Although the data below contains pictures, please reproduce only its words, exactly.

Top of RECORDS FOR THIS EXERCISE

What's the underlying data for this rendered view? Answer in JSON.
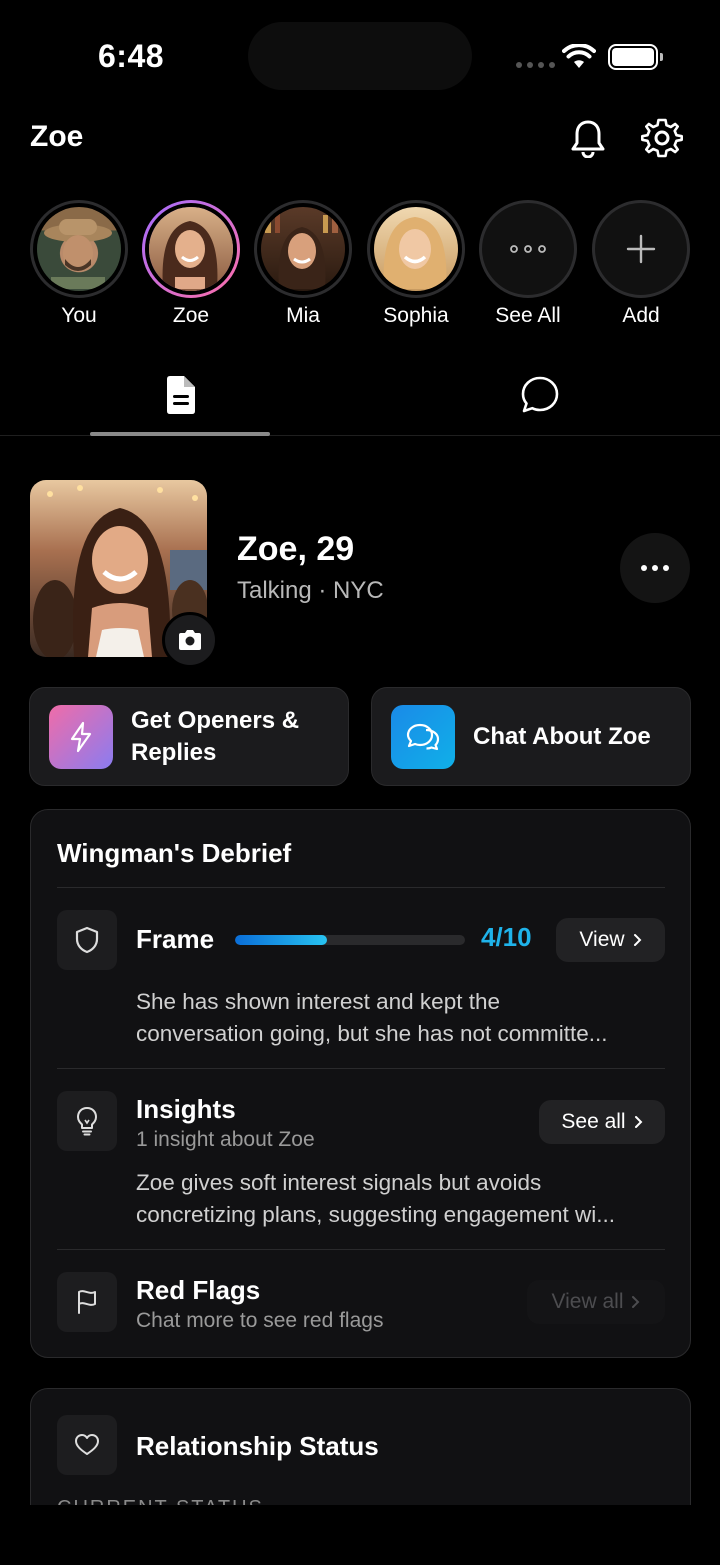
{
  "status_bar": {
    "time": "6:48"
  },
  "header": {
    "title": "Zoe"
  },
  "stories": [
    {
      "label": "You"
    },
    {
      "label": "Zoe"
    },
    {
      "label": "Mia"
    },
    {
      "label": "Sophia"
    },
    {
      "label": "See All"
    },
    {
      "label": "Add"
    }
  ],
  "profile": {
    "name_age": "Zoe, 29",
    "subtitle": "Talking · NYC"
  },
  "actions": {
    "openers_line1": "Get Openers &",
    "openers_line2": "Replies",
    "chat_label": "Chat About Zoe"
  },
  "debrief": {
    "title": "Wingman's Debrief",
    "frame": {
      "title": "Frame",
      "score_text": "4/10",
      "score_fraction": 0.4,
      "button": "View",
      "body_line1": "She has shown interest and kept the",
      "body_line2": "conversation going, but she has not committe..."
    },
    "insights": {
      "title": "Insights",
      "subtitle": "1 insight about Zoe",
      "button": "See all",
      "body_line1": "Zoe gives soft interest signals but avoids",
      "body_line2": "concretizing plans, suggesting engagement wi..."
    },
    "red_flags": {
      "title": "Red Flags",
      "subtitle": "Chat more to see red flags",
      "button": "View all"
    }
  },
  "relationship": {
    "title": "Relationship Status",
    "section_label": "CURRENT STATUS"
  },
  "colors": {
    "accent": "#1fb3ea",
    "background": "#000000",
    "card": "#111113"
  },
  "icons": [
    "wifi-icon",
    "bell-icon",
    "gear-icon",
    "document-icon",
    "chat-bubble-icon",
    "camera-icon",
    "bolt-icon",
    "chat-bubbles-icon",
    "shield-icon",
    "lightbulb-icon",
    "flag-icon",
    "heart-icon",
    "chevron-right-icon",
    "plus-icon"
  ]
}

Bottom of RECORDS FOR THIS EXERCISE

### RESPONSE TO THIS TASK:
What's the underlying data for this rendered view? Answer in JSON.
{
  "status_bar": {
    "time": "6:48"
  },
  "header": {
    "title": "Zoe"
  },
  "stories": [
    {
      "label": "You"
    },
    {
      "label": "Zoe"
    },
    {
      "label": "Mia"
    },
    {
      "label": "Sophia"
    },
    {
      "label": "See All"
    },
    {
      "label": "Add"
    }
  ],
  "profile": {
    "name_age": "Zoe, 29",
    "subtitle": "Talking · NYC"
  },
  "actions": {
    "openers_line1": "Get Openers &",
    "openers_line2": "Replies",
    "chat_label": "Chat About Zoe"
  },
  "debrief": {
    "title": "Wingman's Debrief",
    "frame": {
      "title": "Frame",
      "score_text": "4/10",
      "score_fraction": 0.4,
      "button": "View",
      "body_line1": "She has shown interest and kept the",
      "body_line2": "conversation going, but she has not committe..."
    },
    "insights": {
      "title": "Insights",
      "subtitle": "1 insight about Zoe",
      "button": "See all",
      "body_line1": "Zoe gives soft interest signals but avoids",
      "body_line2": "concretizing plans, suggesting engagement wi..."
    },
    "red_flags": {
      "title": "Red Flags",
      "subtitle": "Chat more to see red flags",
      "button": "View all"
    }
  },
  "relationship": {
    "title": "Relationship Status",
    "section_label": "CURRENT STATUS"
  },
  "colors": {
    "accent": "#1fb3ea",
    "background": "#000000",
    "card": "#111113"
  },
  "icons": [
    "wifi-icon",
    "bell-icon",
    "gear-icon",
    "document-icon",
    "chat-bubble-icon",
    "camera-icon",
    "bolt-icon",
    "chat-bubbles-icon",
    "shield-icon",
    "lightbulb-icon",
    "flag-icon",
    "heart-icon",
    "chevron-right-icon",
    "plus-icon"
  ]
}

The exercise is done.